***** MATERIAL SHOWN *****

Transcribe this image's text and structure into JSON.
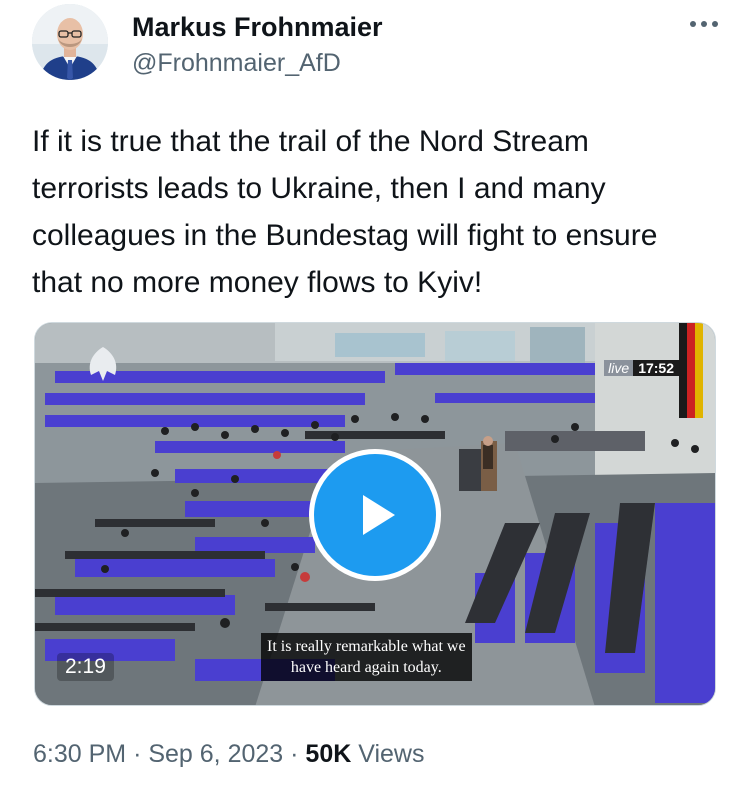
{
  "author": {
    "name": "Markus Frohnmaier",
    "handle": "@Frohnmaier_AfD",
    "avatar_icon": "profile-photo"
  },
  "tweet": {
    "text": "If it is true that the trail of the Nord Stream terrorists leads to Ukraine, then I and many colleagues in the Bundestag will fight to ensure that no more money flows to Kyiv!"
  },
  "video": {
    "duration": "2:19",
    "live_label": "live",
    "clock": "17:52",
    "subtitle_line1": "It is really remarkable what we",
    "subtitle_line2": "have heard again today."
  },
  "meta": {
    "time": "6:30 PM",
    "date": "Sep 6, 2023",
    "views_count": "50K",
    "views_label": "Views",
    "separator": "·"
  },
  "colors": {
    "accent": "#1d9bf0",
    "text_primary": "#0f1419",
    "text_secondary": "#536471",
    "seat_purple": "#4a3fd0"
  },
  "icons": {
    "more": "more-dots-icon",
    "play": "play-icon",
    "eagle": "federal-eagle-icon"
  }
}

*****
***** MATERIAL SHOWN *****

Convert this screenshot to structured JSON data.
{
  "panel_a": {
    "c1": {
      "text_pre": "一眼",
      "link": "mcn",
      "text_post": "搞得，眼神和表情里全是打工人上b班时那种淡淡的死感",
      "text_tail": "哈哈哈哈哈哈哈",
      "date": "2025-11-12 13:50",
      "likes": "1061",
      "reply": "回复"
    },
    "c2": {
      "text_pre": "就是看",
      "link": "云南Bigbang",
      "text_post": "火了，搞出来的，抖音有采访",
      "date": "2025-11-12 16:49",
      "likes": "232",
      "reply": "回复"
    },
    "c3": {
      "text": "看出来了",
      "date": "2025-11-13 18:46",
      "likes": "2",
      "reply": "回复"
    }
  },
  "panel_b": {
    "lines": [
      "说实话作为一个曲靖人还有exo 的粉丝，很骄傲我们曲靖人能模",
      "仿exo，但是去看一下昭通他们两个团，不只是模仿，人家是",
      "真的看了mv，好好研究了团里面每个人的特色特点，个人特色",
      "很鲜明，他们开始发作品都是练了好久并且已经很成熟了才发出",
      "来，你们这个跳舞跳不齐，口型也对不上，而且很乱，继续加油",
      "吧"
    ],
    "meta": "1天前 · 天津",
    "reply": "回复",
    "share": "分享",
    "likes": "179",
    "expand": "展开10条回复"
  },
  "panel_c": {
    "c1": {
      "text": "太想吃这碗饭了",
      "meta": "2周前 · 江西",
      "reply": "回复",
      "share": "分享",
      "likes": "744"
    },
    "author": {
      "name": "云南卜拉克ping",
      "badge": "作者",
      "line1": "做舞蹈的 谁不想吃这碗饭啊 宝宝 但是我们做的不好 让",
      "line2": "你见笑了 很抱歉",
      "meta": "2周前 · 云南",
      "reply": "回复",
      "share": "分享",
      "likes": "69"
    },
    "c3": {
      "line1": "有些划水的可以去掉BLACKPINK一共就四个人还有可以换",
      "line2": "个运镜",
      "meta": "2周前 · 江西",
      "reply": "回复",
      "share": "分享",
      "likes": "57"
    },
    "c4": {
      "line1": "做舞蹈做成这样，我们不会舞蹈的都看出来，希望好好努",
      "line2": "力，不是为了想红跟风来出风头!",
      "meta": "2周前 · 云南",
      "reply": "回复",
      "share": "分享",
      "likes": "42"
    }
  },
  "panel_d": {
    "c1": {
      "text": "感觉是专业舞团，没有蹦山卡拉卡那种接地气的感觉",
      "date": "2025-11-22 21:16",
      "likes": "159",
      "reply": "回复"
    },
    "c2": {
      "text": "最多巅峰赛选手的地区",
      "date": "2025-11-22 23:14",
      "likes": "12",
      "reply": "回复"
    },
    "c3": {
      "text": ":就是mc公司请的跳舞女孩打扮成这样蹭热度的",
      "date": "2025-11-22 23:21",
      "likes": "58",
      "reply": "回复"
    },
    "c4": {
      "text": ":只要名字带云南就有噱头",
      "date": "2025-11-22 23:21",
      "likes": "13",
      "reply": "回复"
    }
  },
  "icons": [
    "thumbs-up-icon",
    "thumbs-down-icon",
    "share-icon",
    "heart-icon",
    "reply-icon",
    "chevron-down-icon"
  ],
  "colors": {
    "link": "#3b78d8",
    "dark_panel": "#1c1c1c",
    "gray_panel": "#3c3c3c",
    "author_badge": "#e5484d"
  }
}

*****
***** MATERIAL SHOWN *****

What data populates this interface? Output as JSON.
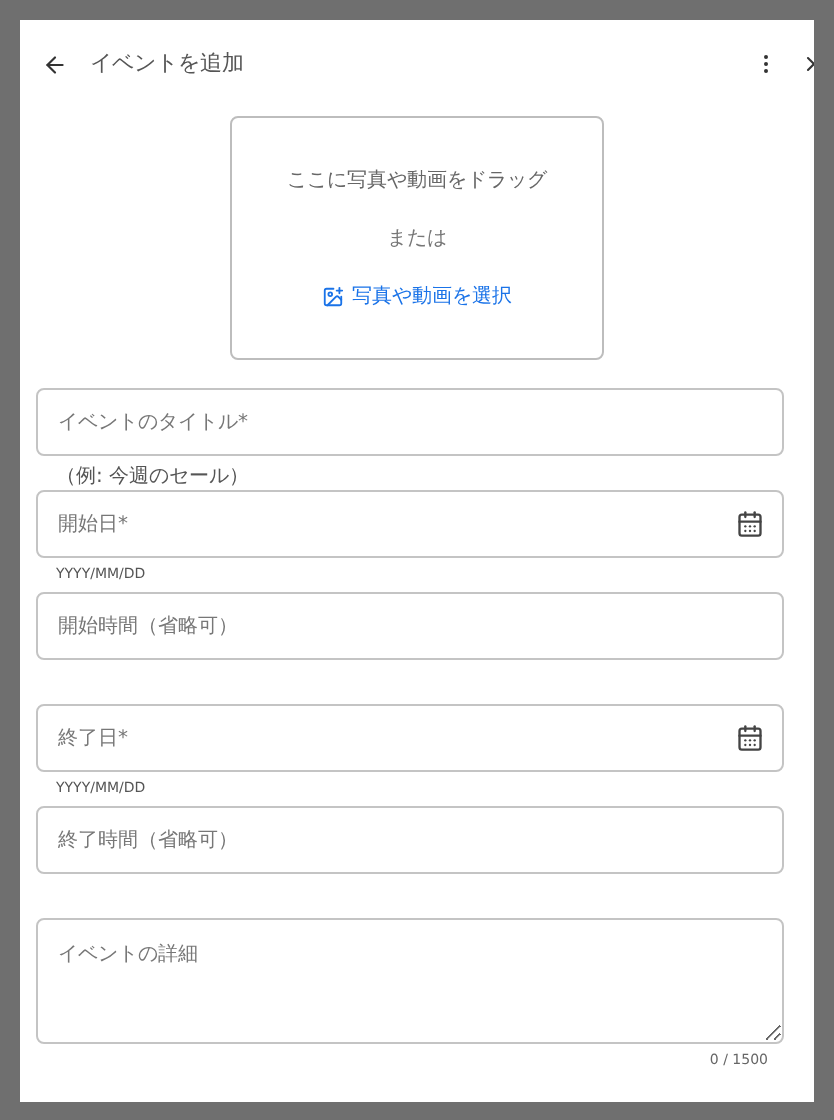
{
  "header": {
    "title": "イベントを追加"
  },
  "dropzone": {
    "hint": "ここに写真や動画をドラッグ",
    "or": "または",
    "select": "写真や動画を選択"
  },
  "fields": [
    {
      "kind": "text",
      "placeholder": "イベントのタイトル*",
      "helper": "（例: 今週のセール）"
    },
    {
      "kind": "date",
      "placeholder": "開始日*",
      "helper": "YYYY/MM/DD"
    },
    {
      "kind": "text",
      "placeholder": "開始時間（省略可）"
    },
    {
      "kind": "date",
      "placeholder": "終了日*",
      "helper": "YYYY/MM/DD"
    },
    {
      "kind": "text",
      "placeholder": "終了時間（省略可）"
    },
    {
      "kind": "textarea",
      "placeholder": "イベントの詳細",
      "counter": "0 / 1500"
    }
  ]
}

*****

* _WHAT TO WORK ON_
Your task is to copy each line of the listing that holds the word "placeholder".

* _ANSWER SECTION_
      "placeholder": "イベントのタイトル*",
      "placeholder": "開始日*",
      "placeholder": "開始時間（省略可）"
      "placeholder": "終了日*",
      "placeholder": "終了時間（省略可）"
      "placeholder": "イベントの詳細",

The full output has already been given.